[Data records]
★ ★ ★ ★ ★

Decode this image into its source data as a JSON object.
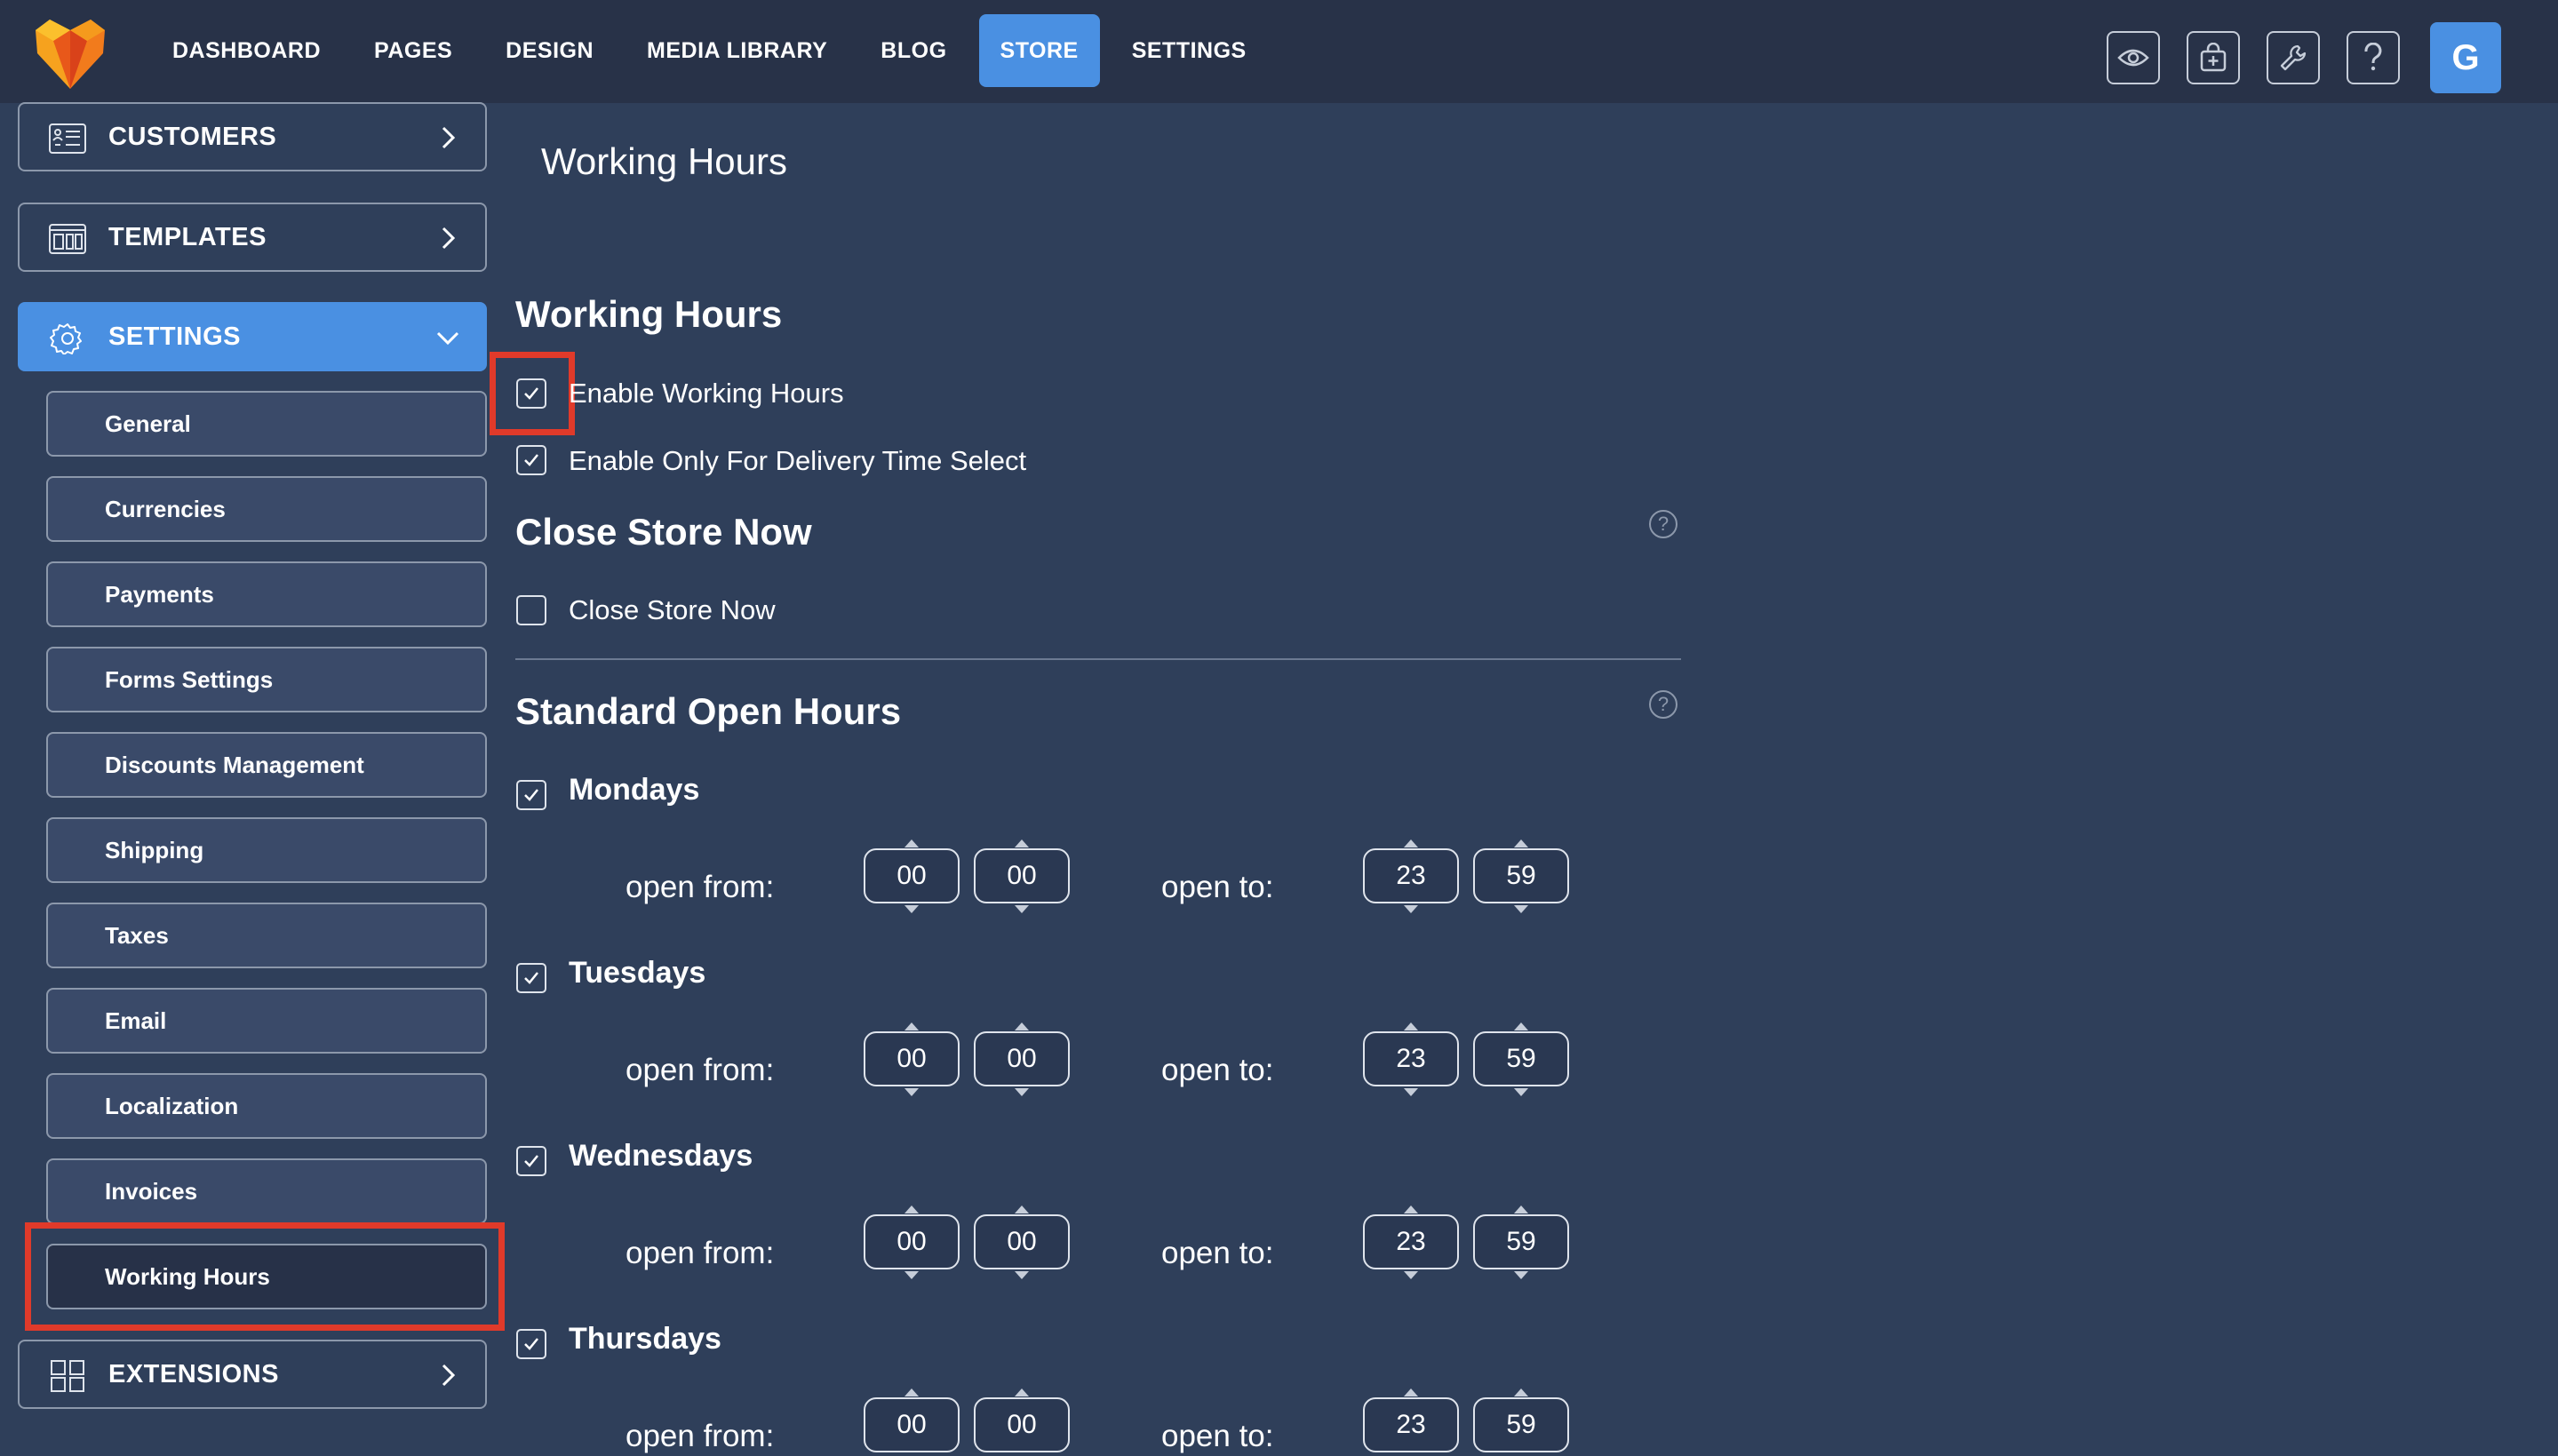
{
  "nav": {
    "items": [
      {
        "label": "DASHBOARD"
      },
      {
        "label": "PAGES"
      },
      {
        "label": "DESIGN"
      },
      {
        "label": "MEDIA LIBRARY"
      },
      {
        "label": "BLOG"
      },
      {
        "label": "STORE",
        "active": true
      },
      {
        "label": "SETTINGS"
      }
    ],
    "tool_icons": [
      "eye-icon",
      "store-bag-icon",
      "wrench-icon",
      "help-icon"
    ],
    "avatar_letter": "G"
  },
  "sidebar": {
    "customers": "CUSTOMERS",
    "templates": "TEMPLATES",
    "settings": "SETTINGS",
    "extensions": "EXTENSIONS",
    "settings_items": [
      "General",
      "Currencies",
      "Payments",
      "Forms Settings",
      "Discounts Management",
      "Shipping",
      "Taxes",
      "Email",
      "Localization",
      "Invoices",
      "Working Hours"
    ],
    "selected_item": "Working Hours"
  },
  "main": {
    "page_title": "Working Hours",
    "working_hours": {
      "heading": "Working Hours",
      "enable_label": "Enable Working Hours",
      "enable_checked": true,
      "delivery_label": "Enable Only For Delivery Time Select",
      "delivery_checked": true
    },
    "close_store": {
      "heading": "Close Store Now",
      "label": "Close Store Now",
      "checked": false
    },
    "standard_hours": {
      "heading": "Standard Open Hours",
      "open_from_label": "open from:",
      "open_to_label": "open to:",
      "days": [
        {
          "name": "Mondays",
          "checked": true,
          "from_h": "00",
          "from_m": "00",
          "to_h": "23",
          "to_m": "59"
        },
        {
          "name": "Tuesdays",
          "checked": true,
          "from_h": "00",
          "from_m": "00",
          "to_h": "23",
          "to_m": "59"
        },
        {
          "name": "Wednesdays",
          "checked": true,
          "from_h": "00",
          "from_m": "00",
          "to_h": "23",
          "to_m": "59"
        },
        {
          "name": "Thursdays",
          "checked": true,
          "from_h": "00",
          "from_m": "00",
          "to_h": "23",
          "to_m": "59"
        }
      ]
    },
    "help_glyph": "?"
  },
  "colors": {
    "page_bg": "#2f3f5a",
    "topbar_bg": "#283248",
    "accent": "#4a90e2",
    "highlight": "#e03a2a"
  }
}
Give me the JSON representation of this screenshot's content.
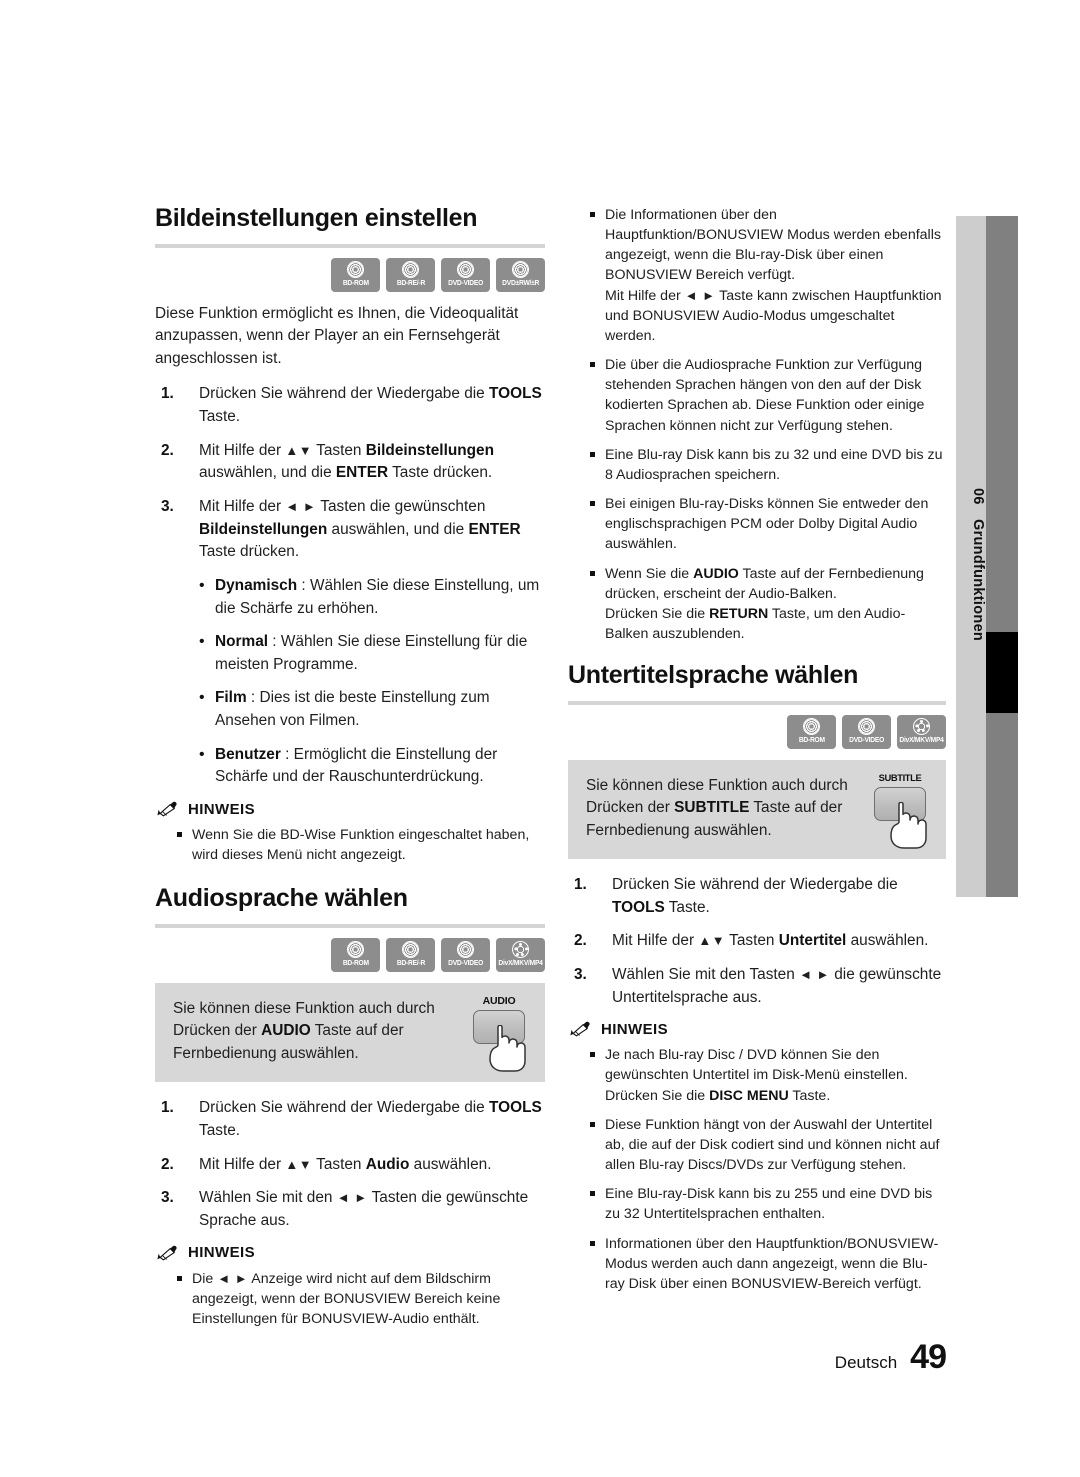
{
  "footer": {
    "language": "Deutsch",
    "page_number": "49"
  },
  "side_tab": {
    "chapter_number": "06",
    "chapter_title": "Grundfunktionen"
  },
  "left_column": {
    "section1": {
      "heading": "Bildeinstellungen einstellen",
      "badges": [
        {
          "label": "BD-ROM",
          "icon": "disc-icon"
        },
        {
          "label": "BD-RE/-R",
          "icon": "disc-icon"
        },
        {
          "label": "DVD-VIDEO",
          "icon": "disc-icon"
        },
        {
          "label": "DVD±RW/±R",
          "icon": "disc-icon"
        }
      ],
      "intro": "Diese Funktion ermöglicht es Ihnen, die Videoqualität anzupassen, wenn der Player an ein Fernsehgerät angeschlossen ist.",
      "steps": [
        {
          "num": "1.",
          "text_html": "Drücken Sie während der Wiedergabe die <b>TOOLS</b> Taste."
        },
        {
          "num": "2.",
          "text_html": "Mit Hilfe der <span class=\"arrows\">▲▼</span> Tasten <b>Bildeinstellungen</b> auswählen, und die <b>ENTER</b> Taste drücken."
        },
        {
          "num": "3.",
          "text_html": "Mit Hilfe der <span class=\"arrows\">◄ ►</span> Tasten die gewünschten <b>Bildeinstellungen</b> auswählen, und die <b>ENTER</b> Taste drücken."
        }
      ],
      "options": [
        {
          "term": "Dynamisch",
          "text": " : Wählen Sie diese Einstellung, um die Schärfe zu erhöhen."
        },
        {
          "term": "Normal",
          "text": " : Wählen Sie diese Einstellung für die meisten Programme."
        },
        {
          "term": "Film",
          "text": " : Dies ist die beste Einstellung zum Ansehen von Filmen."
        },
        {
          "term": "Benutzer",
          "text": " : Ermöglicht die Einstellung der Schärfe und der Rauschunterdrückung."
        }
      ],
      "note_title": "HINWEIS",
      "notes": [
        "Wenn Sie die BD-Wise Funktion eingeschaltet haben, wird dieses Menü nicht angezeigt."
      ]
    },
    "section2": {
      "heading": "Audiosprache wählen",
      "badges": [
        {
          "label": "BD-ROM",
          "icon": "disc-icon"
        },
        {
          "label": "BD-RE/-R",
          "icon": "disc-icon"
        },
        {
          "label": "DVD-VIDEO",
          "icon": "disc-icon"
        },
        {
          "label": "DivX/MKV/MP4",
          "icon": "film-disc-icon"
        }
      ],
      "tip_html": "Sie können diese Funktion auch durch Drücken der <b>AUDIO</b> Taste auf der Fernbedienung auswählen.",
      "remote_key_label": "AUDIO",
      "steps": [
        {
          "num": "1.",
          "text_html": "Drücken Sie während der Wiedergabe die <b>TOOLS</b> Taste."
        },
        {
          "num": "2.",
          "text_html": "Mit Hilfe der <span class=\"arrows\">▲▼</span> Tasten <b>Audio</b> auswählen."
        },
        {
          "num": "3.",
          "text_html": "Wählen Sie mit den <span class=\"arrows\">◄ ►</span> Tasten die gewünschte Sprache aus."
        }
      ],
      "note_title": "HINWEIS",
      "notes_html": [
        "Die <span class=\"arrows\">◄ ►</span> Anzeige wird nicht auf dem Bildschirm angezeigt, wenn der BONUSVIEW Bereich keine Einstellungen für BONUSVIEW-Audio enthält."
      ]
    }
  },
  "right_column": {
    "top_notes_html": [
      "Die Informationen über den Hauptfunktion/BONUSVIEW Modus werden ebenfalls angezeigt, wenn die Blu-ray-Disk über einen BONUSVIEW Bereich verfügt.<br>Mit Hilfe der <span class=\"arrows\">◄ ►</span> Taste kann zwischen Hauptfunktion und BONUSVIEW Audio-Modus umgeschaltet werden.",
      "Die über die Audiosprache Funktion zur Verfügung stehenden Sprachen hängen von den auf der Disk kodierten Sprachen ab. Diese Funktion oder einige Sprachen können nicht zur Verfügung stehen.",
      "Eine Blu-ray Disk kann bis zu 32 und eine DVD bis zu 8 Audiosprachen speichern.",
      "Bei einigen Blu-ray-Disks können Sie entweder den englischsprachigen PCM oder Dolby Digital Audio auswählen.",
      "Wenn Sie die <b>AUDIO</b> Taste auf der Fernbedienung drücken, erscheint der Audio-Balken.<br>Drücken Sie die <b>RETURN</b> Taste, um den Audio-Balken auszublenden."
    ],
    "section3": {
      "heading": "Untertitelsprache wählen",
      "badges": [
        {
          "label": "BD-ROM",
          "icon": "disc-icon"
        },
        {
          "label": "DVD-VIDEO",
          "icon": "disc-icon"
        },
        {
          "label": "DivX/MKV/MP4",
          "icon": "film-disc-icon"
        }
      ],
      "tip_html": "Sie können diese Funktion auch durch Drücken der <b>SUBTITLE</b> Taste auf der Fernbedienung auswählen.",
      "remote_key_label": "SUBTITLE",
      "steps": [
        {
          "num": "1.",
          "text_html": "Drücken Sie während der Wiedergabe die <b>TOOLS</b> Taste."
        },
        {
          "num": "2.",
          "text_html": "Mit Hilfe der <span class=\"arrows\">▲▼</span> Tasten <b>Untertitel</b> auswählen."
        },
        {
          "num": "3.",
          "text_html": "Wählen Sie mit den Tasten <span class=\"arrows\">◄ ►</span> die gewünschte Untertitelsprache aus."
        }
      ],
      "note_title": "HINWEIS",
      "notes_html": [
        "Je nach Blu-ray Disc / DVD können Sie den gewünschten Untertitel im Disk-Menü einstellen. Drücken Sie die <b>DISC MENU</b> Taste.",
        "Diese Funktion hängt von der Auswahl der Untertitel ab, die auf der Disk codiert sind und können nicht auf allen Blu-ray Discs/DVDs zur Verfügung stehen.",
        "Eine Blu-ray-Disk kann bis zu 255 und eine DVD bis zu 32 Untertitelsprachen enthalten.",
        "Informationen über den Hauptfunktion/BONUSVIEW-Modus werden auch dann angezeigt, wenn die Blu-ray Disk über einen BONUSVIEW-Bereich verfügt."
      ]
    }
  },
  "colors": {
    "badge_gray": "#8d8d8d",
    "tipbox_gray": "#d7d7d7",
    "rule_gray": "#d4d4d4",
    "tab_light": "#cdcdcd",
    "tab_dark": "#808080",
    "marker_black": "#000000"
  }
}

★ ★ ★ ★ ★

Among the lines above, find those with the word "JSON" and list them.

Decode this image into its source data as a JSON object.
Give me the JSON representation of this screenshot's content.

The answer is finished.